Multiple SDOs must work together to create the built environment information technology standards framework
Relevant activities in the OGC
The OGC 3DIM Domain Working Group (DWG) works with the OGC CityGML Standards Working Group (SWG) and other groups to facilitate the definition and development of interface and encoding standards that enable software solutions that allow infrastructure owners, builders, emergency responders, community planners, and the traveling public to better manage and navigate complex built environments.
The OGC IndoorGML SWG is developing an application schema of OGC GML and progressing the document to the state of an adopted OGC standard. The goal is to establish a common schema framework for indoor navigation applications.
The OGC Energy and Utilities DWG addresses spatial information integration requirements of organisations engaged in planning, delivery, operations, reliability and ongoing management of electric, gas, oil and water services throughout the world.
OGC members have recently created a Land Development SWG to first look into harmonising LandXML with OGC standards, but it will also look into other Civil, Survey or Land Development topics. The Sensor Web Enablement (SWE) DWG and the Sensor Web for the Internet of Things (IoT) SWG have an important role to play in smart buildings and smart cities.
OGC members have proposed an OGC POI SWG to produce a draft encoding standard for POI data. Places of Interest (POIs) can be defined as those places that serve a public function.
The OGC Augmented Reality Markup Language (ARML) 2.0 SWG works to provide an extensible standards framework for augmented reality applications.
LiDAR is an increasingly important source of information in the built environment. Some OGC members are investigating how they can serve point cloud information through services that implement OGC Web service standards
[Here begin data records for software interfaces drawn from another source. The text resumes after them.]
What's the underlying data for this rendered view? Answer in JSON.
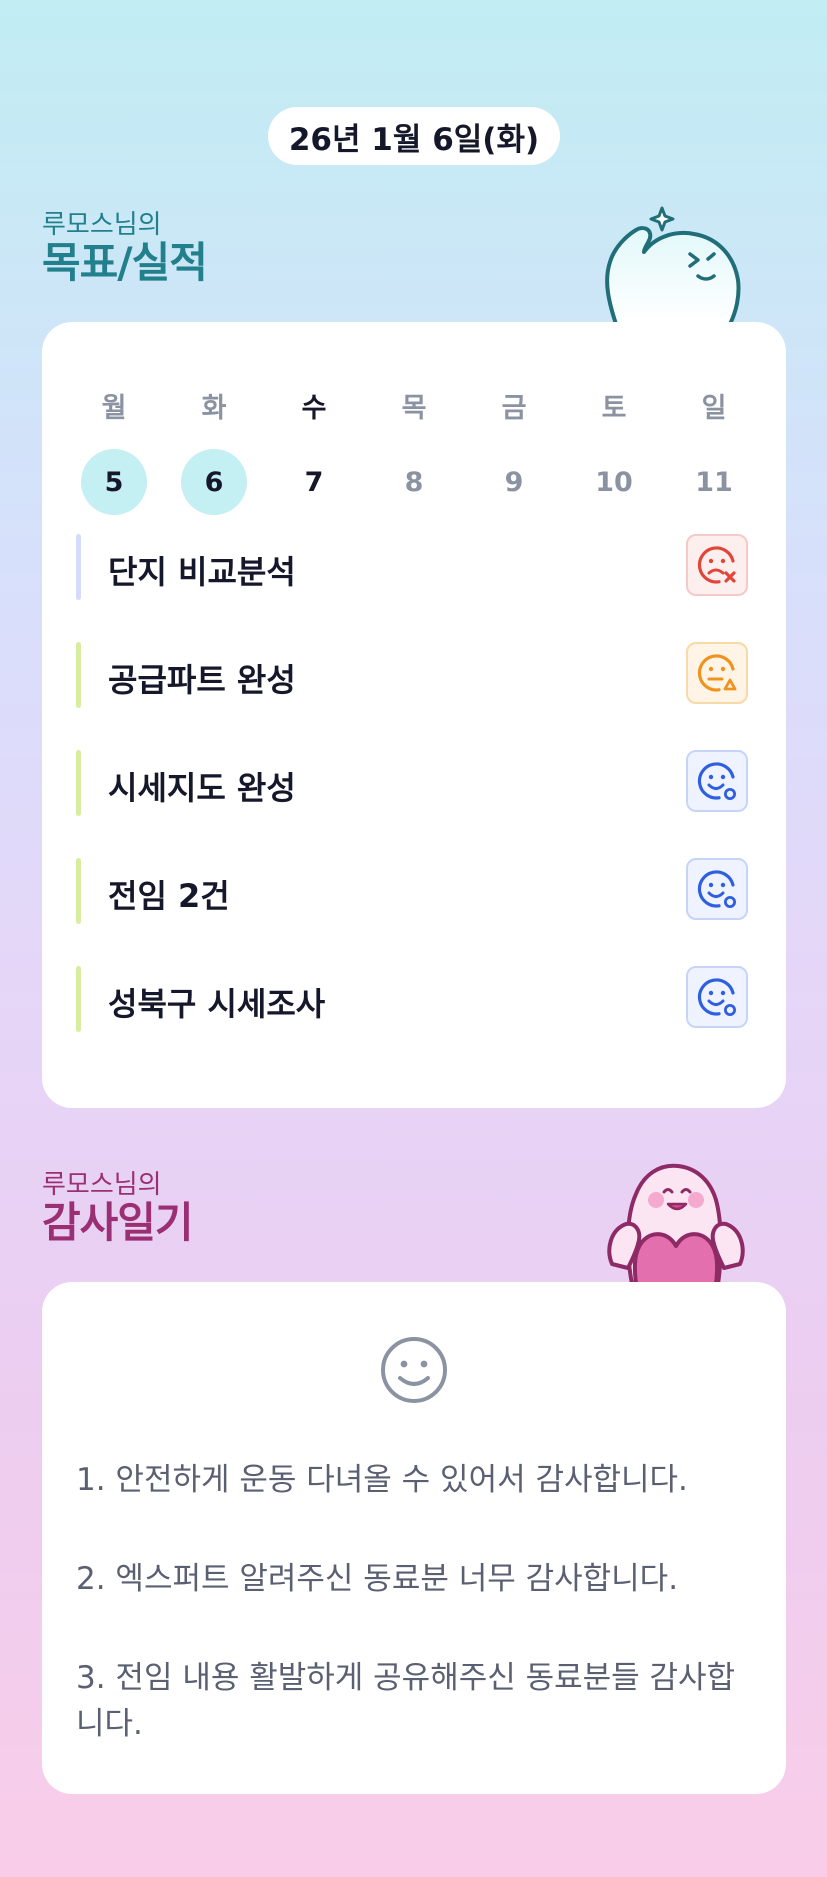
{
  "header": {
    "date": "26년 1월 6일(화)"
  },
  "goals_section": {
    "owner": "루모스님의",
    "title": "목표/실적"
  },
  "week": {
    "weekdays": [
      "월",
      "화",
      "수",
      "목",
      "금",
      "토",
      "일"
    ],
    "dates": [
      "5",
      "6",
      "7",
      "8",
      "9",
      "10",
      "11"
    ],
    "completed_dates": [
      "5",
      "6"
    ],
    "today": "7"
  },
  "goals": [
    {
      "text": "단지 비교분석",
      "status": "fail",
      "icon": "sad-x-face-icon"
    },
    {
      "text": "공급파트 완성",
      "status": "partial",
      "icon": "neutral-triangle-face-icon"
    },
    {
      "text": "시세지도 완성",
      "status": "done",
      "icon": "smile-circle-face-icon"
    },
    {
      "text": "전임 2건",
      "status": "done",
      "icon": "smile-circle-face-icon"
    },
    {
      "text": "성북구 시세조사",
      "status": "done",
      "icon": "smile-circle-face-icon"
    }
  ],
  "thanks_section": {
    "owner": "루모스님의",
    "title": "감사일기"
  },
  "thanks": {
    "mood_icon": "smile-face-icon",
    "items": [
      "1. 안전하게 운동 다녀올 수 있어서 감사합니다.",
      "2. 엑스퍼트 알려주신 동료분 너무 감사합니다.",
      "3. 전임 내용 활발하게 공유해주신 동료분들 감사합니다."
    ]
  },
  "colors": {
    "goals_title": "#21808c",
    "thanks_title": "#9b2f74",
    "done_day_circle": "#c4eff3",
    "status_fail": "#e2463a",
    "status_partial": "#f0931d",
    "status_done": "#2f5fe0"
  }
}
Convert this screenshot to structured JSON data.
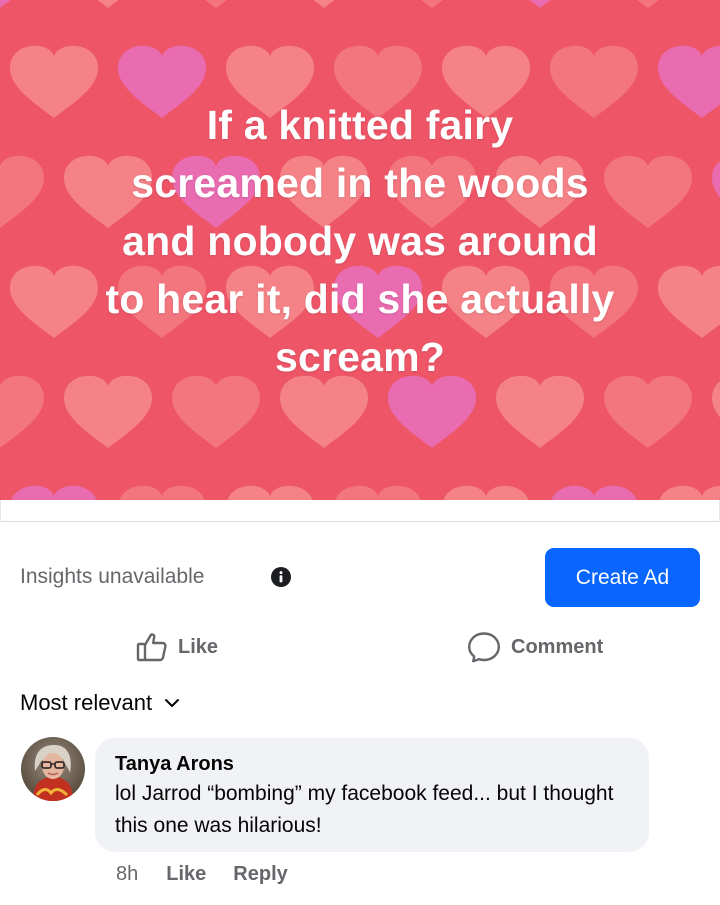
{
  "post": {
    "text": "If a knitted fairy\nscreamed in the woods\nand nobody was around\nto hear it, did she actually\nscream?",
    "background_color": "#ee5668",
    "heart_colors": [
      "#f37a82",
      "#e86fbd",
      "#f48a8c"
    ]
  },
  "insights": {
    "label": "Insights unavailable",
    "icon": "info-icon",
    "create_ad_label": "Create Ad",
    "create_ad_color": "#0866ff"
  },
  "actions": {
    "like_label": "Like",
    "like_icon": "thumbs-up-icon",
    "comment_label": "Comment",
    "comment_icon": "speech-bubble-icon"
  },
  "comments": {
    "sort_label": "Most relevant",
    "sort_icon": "chevron-down-icon",
    "items": [
      {
        "author": "Tanya Arons",
        "text": "lol Jarrod “bombing” my facebook feed... but I thought this one was hilarious!",
        "time": "8h",
        "like_label": "Like",
        "reply_label": "Reply"
      }
    ]
  }
}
The boundaries between communities of the built environment are dissolving as their communication requirements are addressed in technical standards. If your organisation is active in any of these communities, we invite you to get involved in the OGC and in our partner organisations. You can help shape the standards that are shaping the information-rich built environment of tomorrow.